• YOUR INSTRUCTIONS: Locate all lines in the data below that hold "area" and show them.

^^^^^^^^

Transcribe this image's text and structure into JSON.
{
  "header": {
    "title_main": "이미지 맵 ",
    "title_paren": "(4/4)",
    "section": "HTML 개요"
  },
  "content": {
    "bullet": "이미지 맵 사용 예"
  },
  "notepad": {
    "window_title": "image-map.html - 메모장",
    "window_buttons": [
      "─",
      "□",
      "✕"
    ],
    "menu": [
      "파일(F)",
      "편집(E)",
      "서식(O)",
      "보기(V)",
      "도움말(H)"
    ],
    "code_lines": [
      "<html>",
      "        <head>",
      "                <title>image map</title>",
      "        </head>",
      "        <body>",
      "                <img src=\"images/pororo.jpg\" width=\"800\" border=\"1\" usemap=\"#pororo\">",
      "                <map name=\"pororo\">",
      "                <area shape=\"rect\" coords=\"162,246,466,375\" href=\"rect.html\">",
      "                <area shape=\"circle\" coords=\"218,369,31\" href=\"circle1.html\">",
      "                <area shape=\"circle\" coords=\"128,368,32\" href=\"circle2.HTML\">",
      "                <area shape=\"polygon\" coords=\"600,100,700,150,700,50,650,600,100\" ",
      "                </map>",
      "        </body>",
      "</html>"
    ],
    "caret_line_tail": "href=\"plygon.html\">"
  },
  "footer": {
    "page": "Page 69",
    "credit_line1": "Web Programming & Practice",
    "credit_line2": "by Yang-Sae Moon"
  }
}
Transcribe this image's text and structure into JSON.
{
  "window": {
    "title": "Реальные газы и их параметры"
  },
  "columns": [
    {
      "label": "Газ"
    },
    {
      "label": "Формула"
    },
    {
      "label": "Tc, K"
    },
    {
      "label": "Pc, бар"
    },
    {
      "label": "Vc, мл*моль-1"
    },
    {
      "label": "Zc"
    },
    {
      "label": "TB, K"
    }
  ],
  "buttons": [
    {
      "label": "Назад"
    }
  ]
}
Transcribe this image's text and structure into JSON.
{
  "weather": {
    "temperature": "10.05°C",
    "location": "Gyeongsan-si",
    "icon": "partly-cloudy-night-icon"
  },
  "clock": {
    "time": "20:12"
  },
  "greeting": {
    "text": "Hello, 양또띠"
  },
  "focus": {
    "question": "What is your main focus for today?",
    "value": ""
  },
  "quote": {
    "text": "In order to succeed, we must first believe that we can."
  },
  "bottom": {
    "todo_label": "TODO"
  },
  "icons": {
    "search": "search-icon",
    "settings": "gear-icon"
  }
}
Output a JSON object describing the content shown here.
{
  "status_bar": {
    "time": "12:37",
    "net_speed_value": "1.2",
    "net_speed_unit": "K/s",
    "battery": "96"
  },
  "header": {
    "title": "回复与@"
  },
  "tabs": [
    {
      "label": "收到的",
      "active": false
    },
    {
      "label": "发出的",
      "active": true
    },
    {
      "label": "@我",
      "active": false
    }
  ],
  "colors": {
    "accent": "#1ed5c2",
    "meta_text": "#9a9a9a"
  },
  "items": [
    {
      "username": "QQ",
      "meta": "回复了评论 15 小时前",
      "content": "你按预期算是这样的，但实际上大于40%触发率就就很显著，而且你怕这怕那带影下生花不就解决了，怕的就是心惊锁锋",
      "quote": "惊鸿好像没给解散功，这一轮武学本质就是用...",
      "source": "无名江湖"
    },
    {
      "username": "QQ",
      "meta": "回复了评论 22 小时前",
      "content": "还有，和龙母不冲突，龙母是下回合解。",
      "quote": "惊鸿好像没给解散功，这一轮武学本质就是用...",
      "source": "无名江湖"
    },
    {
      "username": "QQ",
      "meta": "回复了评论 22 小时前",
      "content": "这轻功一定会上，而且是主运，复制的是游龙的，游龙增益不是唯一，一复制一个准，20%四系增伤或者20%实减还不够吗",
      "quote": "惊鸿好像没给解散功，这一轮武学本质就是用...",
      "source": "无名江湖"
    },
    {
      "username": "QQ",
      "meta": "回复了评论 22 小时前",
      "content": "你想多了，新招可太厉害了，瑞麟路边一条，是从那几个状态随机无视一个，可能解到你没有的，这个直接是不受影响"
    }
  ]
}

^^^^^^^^

• TASK RESPONSE:
      "                <area shape=\"rect\" coords=\"162,246,466,375\" href=\"rect.html\">",
      "                <area shape=\"circle\" coords=\"218,369,31\" href=\"circle1.html\">",
      "                <area shape=\"circle\" coords=\"128,368,32\" href=\"circle2.HTML\">",
      "                <area shape=\"polygon\" coords=\"600,100,700,150,700,50,650,600,100\" ",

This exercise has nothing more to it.